*Data supplied*.
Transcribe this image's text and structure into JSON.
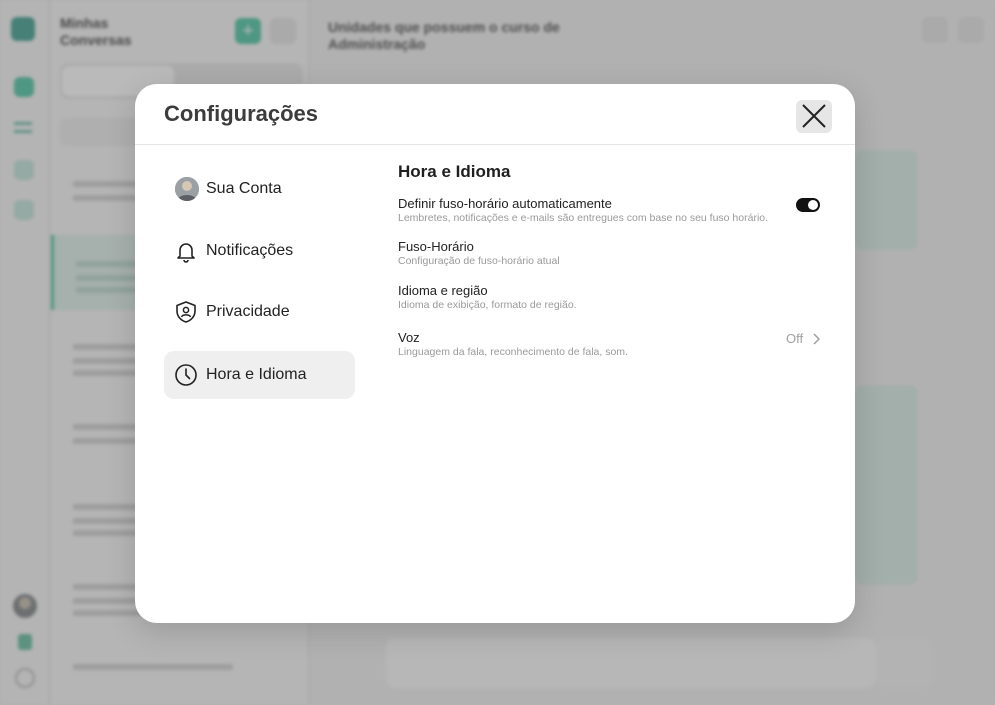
{
  "modal": {
    "title": "Configurações",
    "nav": [
      {
        "label": "Sua Conta"
      },
      {
        "label": "Notificações"
      },
      {
        "label": "Privacidade"
      },
      {
        "label": "Hora e Idioma"
      }
    ],
    "section_title": "Hora e Idioma",
    "settings": [
      {
        "label": "Definir fuso-horário automaticamente",
        "description": "Lembretes, notificações e e-mails são entregues com base no seu fuso horário.",
        "toggle_on": true
      },
      {
        "label": "Fuso-Horário",
        "description": "Configuração de fuso-horário atual"
      },
      {
        "label": "Idioma e região",
        "description": "Idioma de exibição, formato de região."
      },
      {
        "label": "Voz",
        "description": "Linguagem da fala, reconhecimento de fala, som.",
        "value": "Off"
      }
    ]
  },
  "background": {
    "conversations_title": "Minhas Conversas",
    "chat_title": "Unidades que possuem o curso de Administração",
    "accent_color": "#46c39f"
  }
}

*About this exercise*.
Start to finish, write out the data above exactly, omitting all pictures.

*Exercise solution*.
Transcribe this image's text and structure into JSON.
{
  "modal": {
    "title": "Configurações",
    "nav": [
      {
        "label": "Sua Conta"
      },
      {
        "label": "Notificações"
      },
      {
        "label": "Privacidade"
      },
      {
        "label": "Hora e Idioma"
      }
    ],
    "section_title": "Hora e Idioma",
    "settings": [
      {
        "label": "Definir fuso-horário automaticamente",
        "description": "Lembretes, notificações e e-mails são entregues com base no seu fuso horário.",
        "toggle_on": true
      },
      {
        "label": "Fuso-Horário",
        "description": "Configuração de fuso-horário atual"
      },
      {
        "label": "Idioma e região",
        "description": "Idioma de exibição, formato de região."
      },
      {
        "label": "Voz",
        "description": "Linguagem da fala, reconhecimento de fala, som.",
        "value": "Off"
      }
    ]
  },
  "background": {
    "conversations_title": "Minhas Conversas",
    "chat_title": "Unidades que possuem o curso de Administração",
    "accent_color": "#46c39f"
  }
}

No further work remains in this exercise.